» Your objective
Please report how many lines in the records below contain "kind". Reply with the number alone.

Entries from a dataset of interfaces
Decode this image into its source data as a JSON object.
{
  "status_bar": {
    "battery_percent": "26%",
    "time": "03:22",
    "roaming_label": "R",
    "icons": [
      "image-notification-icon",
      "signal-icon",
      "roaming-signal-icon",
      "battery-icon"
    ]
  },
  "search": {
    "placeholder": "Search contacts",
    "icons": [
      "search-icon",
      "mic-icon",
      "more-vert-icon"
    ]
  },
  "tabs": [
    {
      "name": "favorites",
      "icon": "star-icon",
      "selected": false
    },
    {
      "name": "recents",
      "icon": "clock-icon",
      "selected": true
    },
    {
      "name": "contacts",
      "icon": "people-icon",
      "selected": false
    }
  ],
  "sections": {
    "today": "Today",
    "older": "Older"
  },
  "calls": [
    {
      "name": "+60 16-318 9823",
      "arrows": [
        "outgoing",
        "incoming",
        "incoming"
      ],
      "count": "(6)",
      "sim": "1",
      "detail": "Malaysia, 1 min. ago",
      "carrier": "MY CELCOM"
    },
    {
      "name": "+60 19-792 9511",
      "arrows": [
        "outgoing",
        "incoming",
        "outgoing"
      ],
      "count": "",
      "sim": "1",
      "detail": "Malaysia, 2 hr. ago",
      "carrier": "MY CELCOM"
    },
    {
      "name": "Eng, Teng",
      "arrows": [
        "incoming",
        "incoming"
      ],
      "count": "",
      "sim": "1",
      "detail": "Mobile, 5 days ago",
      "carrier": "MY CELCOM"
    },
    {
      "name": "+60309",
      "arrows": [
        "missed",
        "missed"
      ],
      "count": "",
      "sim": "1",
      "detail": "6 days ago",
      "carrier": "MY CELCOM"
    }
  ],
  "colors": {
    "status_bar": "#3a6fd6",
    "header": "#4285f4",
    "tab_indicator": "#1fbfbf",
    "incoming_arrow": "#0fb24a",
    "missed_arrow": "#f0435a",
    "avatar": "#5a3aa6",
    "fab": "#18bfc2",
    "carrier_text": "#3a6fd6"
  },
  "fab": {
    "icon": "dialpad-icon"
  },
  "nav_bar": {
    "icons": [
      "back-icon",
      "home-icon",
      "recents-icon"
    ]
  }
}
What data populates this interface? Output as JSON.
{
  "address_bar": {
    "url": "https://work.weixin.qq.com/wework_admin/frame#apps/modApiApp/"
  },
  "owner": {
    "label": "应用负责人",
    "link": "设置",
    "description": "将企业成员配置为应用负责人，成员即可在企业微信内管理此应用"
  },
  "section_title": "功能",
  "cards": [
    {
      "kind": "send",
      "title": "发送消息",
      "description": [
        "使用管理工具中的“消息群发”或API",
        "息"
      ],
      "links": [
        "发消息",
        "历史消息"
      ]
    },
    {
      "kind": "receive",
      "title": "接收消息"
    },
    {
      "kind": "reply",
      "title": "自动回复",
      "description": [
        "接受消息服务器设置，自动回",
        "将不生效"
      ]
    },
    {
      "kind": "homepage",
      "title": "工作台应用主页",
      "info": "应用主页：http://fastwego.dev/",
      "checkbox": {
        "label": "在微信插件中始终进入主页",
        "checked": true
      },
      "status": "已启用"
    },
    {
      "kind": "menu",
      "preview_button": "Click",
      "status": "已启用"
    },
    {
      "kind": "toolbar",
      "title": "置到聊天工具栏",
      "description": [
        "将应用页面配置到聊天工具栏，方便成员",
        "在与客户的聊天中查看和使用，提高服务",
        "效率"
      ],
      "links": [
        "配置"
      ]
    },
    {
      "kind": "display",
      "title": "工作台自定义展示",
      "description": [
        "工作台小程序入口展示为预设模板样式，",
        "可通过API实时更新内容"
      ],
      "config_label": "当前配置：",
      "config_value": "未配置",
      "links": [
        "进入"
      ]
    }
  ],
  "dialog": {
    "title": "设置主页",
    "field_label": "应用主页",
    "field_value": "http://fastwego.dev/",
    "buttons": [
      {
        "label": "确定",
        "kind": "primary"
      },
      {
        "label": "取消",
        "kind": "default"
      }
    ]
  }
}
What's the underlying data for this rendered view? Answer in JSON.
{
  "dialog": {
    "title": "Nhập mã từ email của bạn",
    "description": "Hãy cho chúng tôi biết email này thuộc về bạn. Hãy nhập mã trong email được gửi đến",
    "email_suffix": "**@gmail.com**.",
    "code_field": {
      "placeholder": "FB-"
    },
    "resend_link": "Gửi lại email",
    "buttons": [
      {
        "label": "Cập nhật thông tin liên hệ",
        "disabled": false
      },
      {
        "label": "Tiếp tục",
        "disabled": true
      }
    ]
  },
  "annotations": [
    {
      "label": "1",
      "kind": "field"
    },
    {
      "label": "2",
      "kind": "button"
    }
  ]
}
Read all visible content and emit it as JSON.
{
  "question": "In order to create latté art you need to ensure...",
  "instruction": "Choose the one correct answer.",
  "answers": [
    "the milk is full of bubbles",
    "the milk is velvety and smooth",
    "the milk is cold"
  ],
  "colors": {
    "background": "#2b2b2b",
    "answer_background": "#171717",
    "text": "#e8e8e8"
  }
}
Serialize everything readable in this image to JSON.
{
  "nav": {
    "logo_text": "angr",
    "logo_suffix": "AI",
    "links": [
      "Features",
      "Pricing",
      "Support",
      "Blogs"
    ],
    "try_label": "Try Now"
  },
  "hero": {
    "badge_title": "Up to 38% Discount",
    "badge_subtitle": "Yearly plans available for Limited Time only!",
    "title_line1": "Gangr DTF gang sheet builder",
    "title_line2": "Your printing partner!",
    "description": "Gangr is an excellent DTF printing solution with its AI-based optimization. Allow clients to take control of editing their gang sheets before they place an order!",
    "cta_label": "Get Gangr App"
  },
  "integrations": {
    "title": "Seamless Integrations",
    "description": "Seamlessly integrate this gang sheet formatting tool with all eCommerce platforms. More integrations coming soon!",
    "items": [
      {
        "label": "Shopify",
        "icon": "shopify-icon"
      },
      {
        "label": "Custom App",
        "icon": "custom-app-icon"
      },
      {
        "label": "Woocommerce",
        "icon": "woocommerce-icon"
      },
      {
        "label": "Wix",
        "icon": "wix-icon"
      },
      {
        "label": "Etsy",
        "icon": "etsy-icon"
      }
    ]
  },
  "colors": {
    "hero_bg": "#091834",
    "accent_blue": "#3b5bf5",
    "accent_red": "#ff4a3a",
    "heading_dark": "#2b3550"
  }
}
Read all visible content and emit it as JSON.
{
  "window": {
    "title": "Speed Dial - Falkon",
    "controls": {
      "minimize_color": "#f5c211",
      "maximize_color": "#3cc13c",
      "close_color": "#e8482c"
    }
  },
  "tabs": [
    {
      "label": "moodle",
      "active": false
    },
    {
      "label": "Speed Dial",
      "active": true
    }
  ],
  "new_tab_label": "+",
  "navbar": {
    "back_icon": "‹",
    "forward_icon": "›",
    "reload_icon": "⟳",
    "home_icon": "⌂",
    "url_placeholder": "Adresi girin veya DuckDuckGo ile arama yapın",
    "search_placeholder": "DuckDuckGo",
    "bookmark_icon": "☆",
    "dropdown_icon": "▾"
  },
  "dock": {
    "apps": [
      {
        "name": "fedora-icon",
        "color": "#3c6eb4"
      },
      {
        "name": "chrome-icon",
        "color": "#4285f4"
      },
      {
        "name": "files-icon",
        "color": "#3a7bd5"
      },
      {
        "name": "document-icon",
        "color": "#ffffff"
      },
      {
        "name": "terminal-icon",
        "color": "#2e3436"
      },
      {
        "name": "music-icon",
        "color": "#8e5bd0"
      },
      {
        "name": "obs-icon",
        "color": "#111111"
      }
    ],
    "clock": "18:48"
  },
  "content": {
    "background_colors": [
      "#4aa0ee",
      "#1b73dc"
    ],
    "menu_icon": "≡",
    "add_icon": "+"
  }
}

» Reply
11